Licence revoked for fertility doctor who used own sperm to inseminate patients
TORONTO -- An Ottawa fertility doctor who used his own sperm as well as that of the wrong donors to artificially inseminate several women caused "irreparable damage" that will span generations, a disciplinary panel with Ontario's medical regulator said Tuesday as it revoked his medical licence.
Dr. Bernard Norman Barwin betrayed the trust of patients who turned to him for help in starting a family, the discipline committee for the College of Physicians and Surgeons of Ontario said.
The committee also expressed frustration that Barwin, 80, was not present to receive the reprimand, calling it unfair that he would not face the victims of his "disgraceful" conduct.
"It is unfortunate that at this time all we can do is revoke your licence to practise medicine and ... deliver this reprimand," said Dr. Steven Bodley, chair of the panel. "We do, however, take some solace in the fact that you are no longer in a position to cause further harm."

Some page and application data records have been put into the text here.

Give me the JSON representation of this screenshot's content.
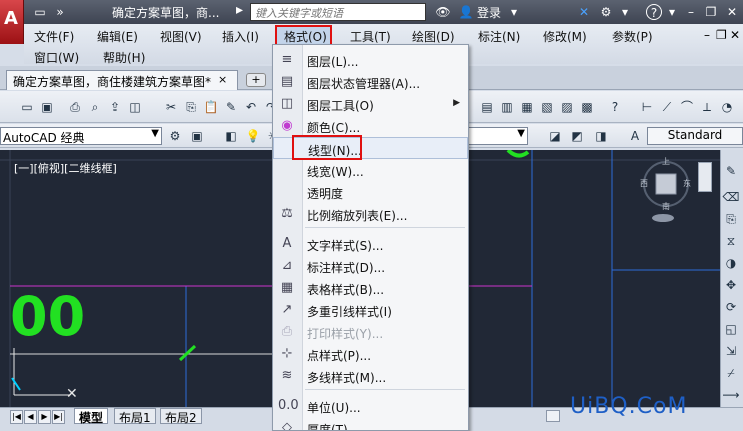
{
  "title_bar": {
    "doc_title": "确定方案草图，商...",
    "search_placeholder": "键入关键字或短语",
    "login_label": "登录"
  },
  "menu_bar": {
    "row1": [
      "文件(F)",
      "编辑(E)",
      "视图(V)",
      "插入(I)",
      "格式(O)",
      "工具(T)",
      "绘图(D)",
      "标注(N)",
      "修改(M)",
      "参数(P)"
    ],
    "row2": [
      "窗口(W)",
      "帮助(H)"
    ],
    "active": "格式(O)"
  },
  "doc_tab": {
    "label": "确定方案草图，商住楼建筑方案草图*",
    "close": "×",
    "add": "+"
  },
  "toolbar2": {
    "workspace": "AutoCAD 经典",
    "text_style": "Standard"
  },
  "viewport": {
    "label": "[一][俯视][二维线框]",
    "compass": {
      "north": "上",
      "east": "东",
      "south": "南",
      "west": "西"
    }
  },
  "layout_tabs": [
    "模型",
    "布局1",
    "布局2"
  ],
  "format_menu": {
    "items": [
      {
        "label": "图层(L)...",
        "icon": "layers-icon"
      },
      {
        "label": "图层状态管理器(A)...",
        "icon": "layer-state-icon"
      },
      {
        "label": "图层工具(O)",
        "icon": "layer-tools-icon",
        "submenu": true
      },
      {
        "label": "颜色(C)...",
        "icon": "color-wheel-icon"
      },
      {
        "label": "线型(N)...",
        "icon": "linetype-icon",
        "highlighted": true
      },
      {
        "label": "线宽(W)...",
        "icon": "lineweight-icon"
      },
      {
        "label": "透明度",
        "icon": "transparency-icon"
      },
      {
        "label": "比例缩放列表(E)...",
        "icon": "scale-list-icon"
      },
      {
        "label": "文字样式(S)...",
        "icon": "text-style-icon"
      },
      {
        "label": "标注样式(D)...",
        "icon": "dim-style-icon"
      },
      {
        "label": "表格样式(B)...",
        "icon": "table-style-icon"
      },
      {
        "label": "多重引线样式(I)",
        "icon": "mleader-style-icon"
      },
      {
        "label": "打印样式(Y)...",
        "icon": "plot-style-icon",
        "disabled": true
      },
      {
        "label": "点样式(P)...",
        "icon": "point-style-icon"
      },
      {
        "label": "多线样式(M)...",
        "icon": "mline-style-icon"
      },
      {
        "label": "单位(U)...",
        "icon": "units-icon"
      },
      {
        "label": "厚度(T)",
        "icon": "thickness-icon"
      }
    ]
  },
  "watermark": "UiBQ.CoM",
  "canvas_text": "00",
  "colors": {
    "canvas_bg": "#212836",
    "highlight_red": "#e01010",
    "drawing_green": "#22e022"
  }
}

The discipline committee had ruled earlier Tuesday that Barwin committed professional misconduct and failed to maintain the standards of the profession.
Lawyers for the college had then asked the committee to revoke Barwin's licence, saying it was the only appropriate penalty for such a shocking abuse of trust. The college's decision to do so means other medical regulators will be alerted should he apply to practise medicine elsewhere.
An uncontested statement of facts laid out the cases of more than a dozen patients who said they suffered irreparable harm as a result of Barwin's actions, starting in the 1970s through the early 2000s.
Barwin pleaded no contest to the allegations through his lawyer.
A lawyer for the college said Barwin's actions traumatized entire families.
"There is no precedent for the case you have before you," Carolyn Silver told the disciplinary committee. "Dr. Barwin's patients and their families were the unsuspecting victims of his incomprehensible deception."
Some patients discovered their children were half-siblings, even though they had requested the same donor be used for both, the statement of facts said. Several men learned the children they had raised were not biologically theirs.
Rebecca Dixon, who waived a publication ban protecting her identity, said she discovered three years ago that Barwin -- and not the man who raised her -- was her biological father.
The committee heard Dixon and her family first became suspicious of her lineage after she was diagnosed with celiac disease, a hereditary condition that neither of her parents shares. Eventually a DNA test confirmed Barwin was her father.
"In that moment, my life changed forever," she told the committee, adding she felt her entire identity was thrown into question.
The news made her feel ashamed and "contaminated," and strained her family, she said.
Even now, Dixon said she continues to scan the crowds in Ottawa, looking for people who look like her and who may be her half-siblings. So far, Dixon said she has identified 15 half-siblings, though the case before the college involves only seven patients with children fathered by Barwin.
She said after the hearing that more victims may yet emerge as others discover their parentage or that of their children is not what they believed.
Dixon also said she was glad that Barwin's licence was revoked, adding the case raises questions about how the fertility industry is monitored and regulated.
A woman who can only be identified as Patient M told the committee she learned recently that her teenage daughter was conceived using an unknown donor's sperm rather than her husband's. She has not yet broken the news to her daughter, worried the shock would be debilitating, she said.
Patient M said Barwin went out of his way during the procedure to show her the vial of sperm with her husband's name on it, knowing it contained material from another man.
"I still felt so violated, I felt dirty, almost as if I'd been raped," she said.
In a written statement submitted to the committee, a man who learned his daughter was biologically Barwin's child said he was devastated by the discovery.
Barwin was cavalier in his dealings with them, even after the truth was uncovered, claiming he didn't know what had happened but saw a family resemblance with his newly found biological daughter, the man said.
According to the statement of facts, an expert retained by the college to review Barwin's case found it unlikely the doctor's use of his own sperm was accidental. Barwin's explanation that contamination must have occurred when he used his own sperm to calibrate a sperm counter is neither plausible nor believable, Dr. Edward Hughes said.
Barwin had previously been disciplined for artificially inseminating several women with the wrong sperm, admitting to professional misconduct when he appeared before committee in 2013. At the time, Barwin said errors in his practice had left a few patients with children whose biological fathers were not the ones they intended.
The committee then suspended him from practising medicine for two months, but Barwin gave up his licence the following year.
There was no evidence in that case that Barwin was the biological father of any of his patients' children, said Silver, the college's lawyer. Barwin intentionally concealed what he was doing, she said.
Tuesday's hearing dealt with fresh allegations against Barwin of incompetence, failing to maintain the standard of practice of the profession and of engaging in dishonourable or unprofessional conduct.
As part of his penalty, Barwin will have to pay the college more than $10,000.
He is also facing a proposed class-action lawsuit launched by several patients. It alleges more than 50 children were conceived after their mothers were inseminated with the wrong sperm, including 11 with Barwin's.